**Requirement:** Copy every entry below exactly as it appears, leaving out the images.

[Data about app and page elements]
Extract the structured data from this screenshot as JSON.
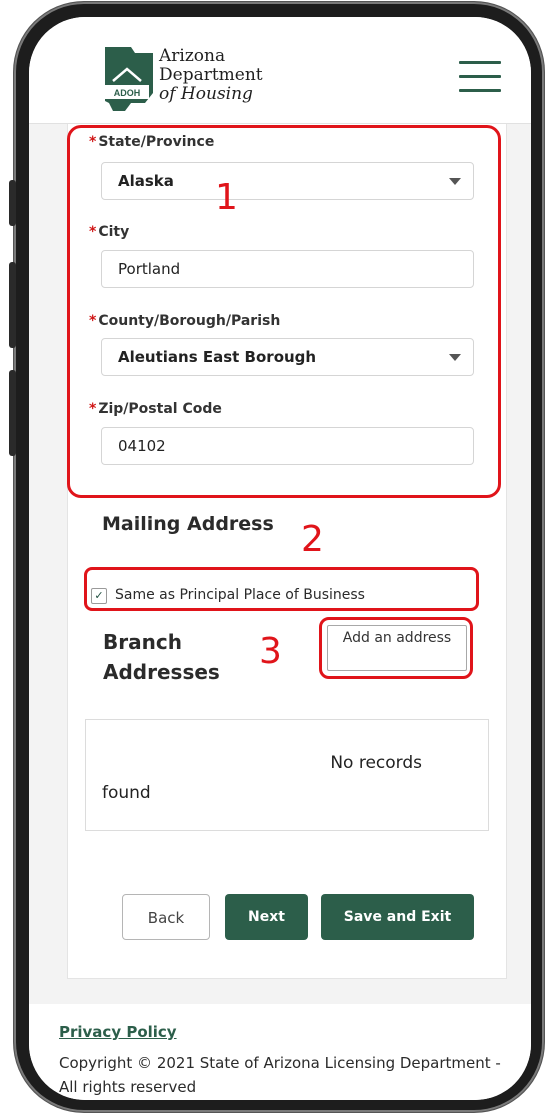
{
  "header": {
    "logo_badge": "ADOH",
    "org_line1": "Arizona",
    "org_line2": "Department",
    "org_line3": "of Housing"
  },
  "form": {
    "state": {
      "label": "State/Province",
      "value": "Alaska"
    },
    "city": {
      "label": "City",
      "value": "Portland"
    },
    "county": {
      "label": "County/Borough/Parish",
      "value": "Aleutians East Borough"
    },
    "zip": {
      "label": "Zip/Postal Code",
      "value": "04102"
    },
    "required_marker": "*"
  },
  "mailing": {
    "title": "Mailing Address",
    "checkbox_label": "Same as Principal Place of Business",
    "checkbox_checked": true,
    "check_glyph": "✓"
  },
  "branch": {
    "title": "Branch Addresses",
    "add_button": "Add an address",
    "empty_line1": "No records",
    "empty_line2": "found"
  },
  "actions": {
    "back": "Back",
    "next": "Next",
    "save_exit": "Save and Exit"
  },
  "footer": {
    "privacy": "Privacy Policy",
    "copyright": "Copyright © 2021 State of Arizona Licensing Department - All rights reserved"
  },
  "annotations": {
    "n1": "1",
    "n2": "2",
    "n3": "3",
    "color": "#e0141a"
  },
  "colors": {
    "brand_green": "#2c5e4a",
    "required_red": "#d01515"
  }
}
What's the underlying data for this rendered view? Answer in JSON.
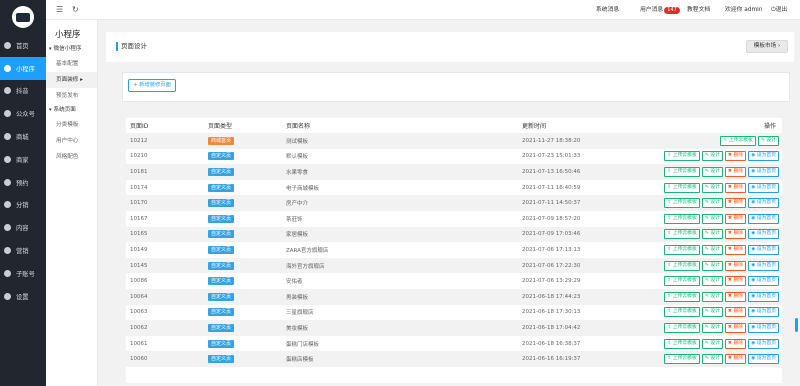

**Answer section:**
Extract the structured data from this screenshot as JSON.
{
  "header": {
    "logo_badge": "ADOH",
    "org_line1": "Arizona",
    "org_line2": "Department",
    "org_line3": "of Housing"
  },
  "form": {
    "state": {
      "label": "State/Province",
      "value": "Alaska"
    },
    "city": {
      "label": "City",
      "value": "Portland"
    },
    "county": {
      "label": "County/Borough/Parish",
      "value": "Aleutians East Borough"
    },
    "zip": {
      "label": "Zip/Postal Code",
      "value": "04102"
    },
    "required_marker": "*"
  },
  "mailing": {
    "title": "Mailing Address",
    "checkbox_label": "Same as Principal Place of Business",
    "checkbox_checked": true,
    "check_glyph": "✓"
  },
  "branch": {
    "title": "Branch Addresses",
    "add_button": "Add an address",
    "empty_line1": "No records",
    "empty_line2": "found"
  },
  "actions": {
    "back": "Back",
    "next": "Next",
    "save_exit": "Save and Exit"
  },
  "footer": {
    "privacy": "Privacy Policy",
    "copyright": "Copyright © 2021 State of Arizona Licensing Department - All rights reserved"
  },
  "annotations": {
    "n1": "1",
    "n2": "2",
    "n3": "3",
    "color": "#e0141a"
  },
  "colors": {
    "brand_green": "#2c5e4a",
    "required_red": "#d01515"
  }
}
What's the underlying data for this rendered view? Answer in JSON.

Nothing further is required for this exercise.